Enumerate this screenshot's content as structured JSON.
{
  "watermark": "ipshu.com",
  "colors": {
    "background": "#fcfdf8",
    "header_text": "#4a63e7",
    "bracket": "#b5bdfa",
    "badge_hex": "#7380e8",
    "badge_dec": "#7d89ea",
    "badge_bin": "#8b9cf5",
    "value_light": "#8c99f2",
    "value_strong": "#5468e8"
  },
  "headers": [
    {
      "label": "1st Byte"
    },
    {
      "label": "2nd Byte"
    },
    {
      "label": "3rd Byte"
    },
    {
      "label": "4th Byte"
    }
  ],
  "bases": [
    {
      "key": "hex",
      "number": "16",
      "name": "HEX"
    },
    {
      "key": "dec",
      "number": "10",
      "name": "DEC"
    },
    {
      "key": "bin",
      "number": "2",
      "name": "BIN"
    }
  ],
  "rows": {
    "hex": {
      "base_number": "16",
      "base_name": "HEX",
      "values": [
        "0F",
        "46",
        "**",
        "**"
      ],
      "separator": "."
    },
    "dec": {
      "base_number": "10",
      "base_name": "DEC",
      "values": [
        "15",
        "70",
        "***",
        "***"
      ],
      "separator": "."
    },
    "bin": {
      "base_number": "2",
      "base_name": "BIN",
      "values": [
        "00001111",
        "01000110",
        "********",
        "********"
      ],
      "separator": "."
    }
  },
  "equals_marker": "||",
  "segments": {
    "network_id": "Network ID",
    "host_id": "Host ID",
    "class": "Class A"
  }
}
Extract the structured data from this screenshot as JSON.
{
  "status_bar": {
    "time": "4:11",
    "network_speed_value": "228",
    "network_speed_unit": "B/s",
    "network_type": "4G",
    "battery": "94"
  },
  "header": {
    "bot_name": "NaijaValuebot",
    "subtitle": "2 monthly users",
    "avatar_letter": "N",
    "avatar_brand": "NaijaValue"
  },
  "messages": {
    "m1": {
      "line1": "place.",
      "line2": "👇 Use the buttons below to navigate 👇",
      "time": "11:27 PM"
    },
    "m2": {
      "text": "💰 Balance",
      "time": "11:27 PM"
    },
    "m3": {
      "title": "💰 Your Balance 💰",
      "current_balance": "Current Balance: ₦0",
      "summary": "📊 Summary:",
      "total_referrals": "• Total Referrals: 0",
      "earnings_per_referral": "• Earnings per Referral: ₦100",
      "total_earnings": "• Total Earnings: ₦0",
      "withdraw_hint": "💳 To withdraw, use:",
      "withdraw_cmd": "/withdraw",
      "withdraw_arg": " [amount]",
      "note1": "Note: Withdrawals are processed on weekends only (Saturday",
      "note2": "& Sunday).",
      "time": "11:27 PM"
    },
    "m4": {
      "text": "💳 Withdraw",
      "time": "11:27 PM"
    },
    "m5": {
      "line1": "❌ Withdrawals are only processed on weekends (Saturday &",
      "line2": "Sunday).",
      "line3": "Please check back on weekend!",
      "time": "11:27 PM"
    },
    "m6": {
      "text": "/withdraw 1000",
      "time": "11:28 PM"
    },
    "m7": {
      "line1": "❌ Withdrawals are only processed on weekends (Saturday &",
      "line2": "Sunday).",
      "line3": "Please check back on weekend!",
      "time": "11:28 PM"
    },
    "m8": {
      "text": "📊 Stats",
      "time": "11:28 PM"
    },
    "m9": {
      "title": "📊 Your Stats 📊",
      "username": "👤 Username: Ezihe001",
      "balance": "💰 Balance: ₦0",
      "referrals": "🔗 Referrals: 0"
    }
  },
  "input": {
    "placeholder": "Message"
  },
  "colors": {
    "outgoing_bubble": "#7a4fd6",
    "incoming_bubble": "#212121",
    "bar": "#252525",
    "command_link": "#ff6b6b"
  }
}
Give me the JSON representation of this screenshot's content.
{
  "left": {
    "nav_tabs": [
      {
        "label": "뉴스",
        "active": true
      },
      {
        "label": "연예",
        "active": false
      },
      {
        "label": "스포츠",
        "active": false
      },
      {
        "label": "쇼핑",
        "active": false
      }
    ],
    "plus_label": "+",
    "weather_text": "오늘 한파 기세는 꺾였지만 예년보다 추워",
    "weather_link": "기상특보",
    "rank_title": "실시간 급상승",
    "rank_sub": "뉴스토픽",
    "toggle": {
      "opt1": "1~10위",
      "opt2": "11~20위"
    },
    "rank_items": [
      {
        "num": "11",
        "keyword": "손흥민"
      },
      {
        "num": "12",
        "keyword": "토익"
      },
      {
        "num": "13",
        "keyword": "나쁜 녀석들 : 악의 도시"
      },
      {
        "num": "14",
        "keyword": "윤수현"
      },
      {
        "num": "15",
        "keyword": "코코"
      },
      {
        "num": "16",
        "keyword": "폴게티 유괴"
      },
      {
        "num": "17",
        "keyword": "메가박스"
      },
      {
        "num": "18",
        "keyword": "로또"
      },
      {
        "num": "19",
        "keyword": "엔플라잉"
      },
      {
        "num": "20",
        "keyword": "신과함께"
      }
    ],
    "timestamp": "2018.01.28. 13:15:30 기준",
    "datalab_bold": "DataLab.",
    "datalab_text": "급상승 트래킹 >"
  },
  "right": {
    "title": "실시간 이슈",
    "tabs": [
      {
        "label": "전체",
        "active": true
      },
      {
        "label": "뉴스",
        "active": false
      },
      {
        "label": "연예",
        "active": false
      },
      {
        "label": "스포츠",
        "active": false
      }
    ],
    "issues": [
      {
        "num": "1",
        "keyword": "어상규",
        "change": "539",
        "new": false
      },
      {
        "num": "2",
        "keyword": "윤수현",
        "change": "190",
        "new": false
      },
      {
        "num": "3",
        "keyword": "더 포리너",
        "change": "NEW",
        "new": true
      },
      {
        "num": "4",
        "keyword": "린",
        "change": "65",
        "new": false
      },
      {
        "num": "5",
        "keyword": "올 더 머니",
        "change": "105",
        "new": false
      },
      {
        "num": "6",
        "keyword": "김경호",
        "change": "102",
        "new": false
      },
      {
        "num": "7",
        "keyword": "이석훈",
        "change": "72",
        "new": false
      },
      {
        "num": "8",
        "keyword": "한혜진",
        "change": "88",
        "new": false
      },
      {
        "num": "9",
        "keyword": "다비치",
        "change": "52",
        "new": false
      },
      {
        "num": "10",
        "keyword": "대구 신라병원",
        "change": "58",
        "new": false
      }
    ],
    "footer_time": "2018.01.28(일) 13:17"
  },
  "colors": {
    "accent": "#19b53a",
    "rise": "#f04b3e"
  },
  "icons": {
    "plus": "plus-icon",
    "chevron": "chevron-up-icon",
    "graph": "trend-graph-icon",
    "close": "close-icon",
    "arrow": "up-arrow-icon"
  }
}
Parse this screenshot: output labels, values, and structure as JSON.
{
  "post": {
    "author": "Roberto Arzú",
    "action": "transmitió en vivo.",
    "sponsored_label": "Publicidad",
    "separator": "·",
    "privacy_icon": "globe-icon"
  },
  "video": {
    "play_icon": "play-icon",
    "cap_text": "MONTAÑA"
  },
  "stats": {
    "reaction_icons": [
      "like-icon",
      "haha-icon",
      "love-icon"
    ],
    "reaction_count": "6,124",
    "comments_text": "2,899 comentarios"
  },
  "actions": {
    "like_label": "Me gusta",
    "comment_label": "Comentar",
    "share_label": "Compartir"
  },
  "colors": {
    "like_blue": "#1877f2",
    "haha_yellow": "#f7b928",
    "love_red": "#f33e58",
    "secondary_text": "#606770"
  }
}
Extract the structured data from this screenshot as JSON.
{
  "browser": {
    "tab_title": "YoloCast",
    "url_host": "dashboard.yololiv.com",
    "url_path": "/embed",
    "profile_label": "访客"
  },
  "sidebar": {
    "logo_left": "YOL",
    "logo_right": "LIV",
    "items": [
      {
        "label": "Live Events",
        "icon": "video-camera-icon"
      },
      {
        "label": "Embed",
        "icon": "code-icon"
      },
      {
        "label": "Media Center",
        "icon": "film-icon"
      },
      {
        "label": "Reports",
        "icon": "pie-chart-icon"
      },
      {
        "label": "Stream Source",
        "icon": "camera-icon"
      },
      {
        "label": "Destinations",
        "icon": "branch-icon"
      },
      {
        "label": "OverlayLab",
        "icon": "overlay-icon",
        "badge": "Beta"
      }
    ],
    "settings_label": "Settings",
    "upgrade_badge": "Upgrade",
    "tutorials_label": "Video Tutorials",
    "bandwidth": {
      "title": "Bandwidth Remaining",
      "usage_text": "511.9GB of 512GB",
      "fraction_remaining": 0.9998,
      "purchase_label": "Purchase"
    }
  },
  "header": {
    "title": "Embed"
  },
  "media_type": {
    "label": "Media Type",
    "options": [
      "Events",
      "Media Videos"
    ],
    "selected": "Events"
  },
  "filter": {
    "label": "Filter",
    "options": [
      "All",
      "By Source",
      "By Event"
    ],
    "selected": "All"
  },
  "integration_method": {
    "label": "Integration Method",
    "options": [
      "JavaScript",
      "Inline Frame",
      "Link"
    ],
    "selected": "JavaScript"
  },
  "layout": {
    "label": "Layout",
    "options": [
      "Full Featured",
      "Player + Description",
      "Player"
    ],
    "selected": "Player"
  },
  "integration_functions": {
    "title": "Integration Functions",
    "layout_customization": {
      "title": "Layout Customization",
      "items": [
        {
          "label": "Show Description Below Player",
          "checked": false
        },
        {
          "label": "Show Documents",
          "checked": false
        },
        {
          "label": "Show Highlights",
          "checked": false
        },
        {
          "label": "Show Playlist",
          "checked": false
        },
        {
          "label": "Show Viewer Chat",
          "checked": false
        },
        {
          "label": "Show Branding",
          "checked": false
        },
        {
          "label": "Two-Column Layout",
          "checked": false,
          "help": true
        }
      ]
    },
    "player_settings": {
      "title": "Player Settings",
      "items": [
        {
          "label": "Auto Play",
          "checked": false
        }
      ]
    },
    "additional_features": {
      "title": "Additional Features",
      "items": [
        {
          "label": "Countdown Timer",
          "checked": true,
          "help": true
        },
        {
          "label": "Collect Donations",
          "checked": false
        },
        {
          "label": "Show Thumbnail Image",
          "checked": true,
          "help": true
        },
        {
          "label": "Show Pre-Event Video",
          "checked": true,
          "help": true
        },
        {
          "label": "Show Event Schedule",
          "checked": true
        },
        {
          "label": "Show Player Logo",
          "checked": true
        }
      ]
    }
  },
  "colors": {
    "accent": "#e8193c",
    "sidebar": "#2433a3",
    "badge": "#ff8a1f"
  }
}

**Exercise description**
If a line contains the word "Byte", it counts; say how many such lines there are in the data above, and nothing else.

**Exercise response**
4